### THE DATA:
<<<<

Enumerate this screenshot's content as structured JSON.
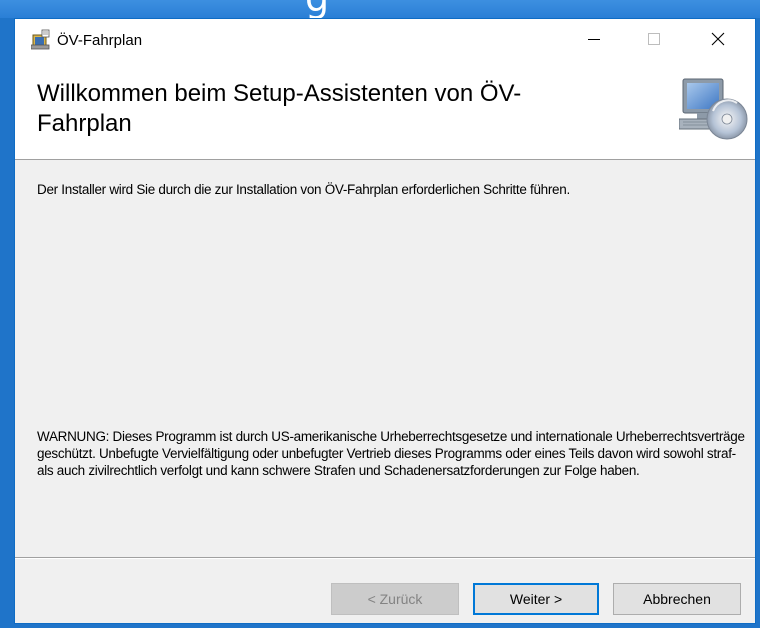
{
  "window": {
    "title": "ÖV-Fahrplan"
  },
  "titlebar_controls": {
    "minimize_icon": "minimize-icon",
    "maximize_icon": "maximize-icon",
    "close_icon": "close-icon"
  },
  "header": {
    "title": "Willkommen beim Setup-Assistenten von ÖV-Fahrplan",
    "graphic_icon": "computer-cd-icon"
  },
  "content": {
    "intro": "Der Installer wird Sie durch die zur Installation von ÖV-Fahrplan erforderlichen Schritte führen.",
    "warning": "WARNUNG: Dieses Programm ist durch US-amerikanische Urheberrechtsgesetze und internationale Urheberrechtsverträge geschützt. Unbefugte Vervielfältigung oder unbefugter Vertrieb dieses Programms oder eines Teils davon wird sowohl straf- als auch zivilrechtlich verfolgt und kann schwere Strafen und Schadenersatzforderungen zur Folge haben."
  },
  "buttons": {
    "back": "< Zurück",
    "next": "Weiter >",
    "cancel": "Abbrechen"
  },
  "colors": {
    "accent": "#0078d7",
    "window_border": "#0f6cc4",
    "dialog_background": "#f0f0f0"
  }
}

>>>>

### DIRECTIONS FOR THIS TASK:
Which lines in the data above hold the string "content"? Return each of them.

### ANSWER TO THIS EXERCISE:
Enumerate this screenshot's content as structured JSON.
  "content": {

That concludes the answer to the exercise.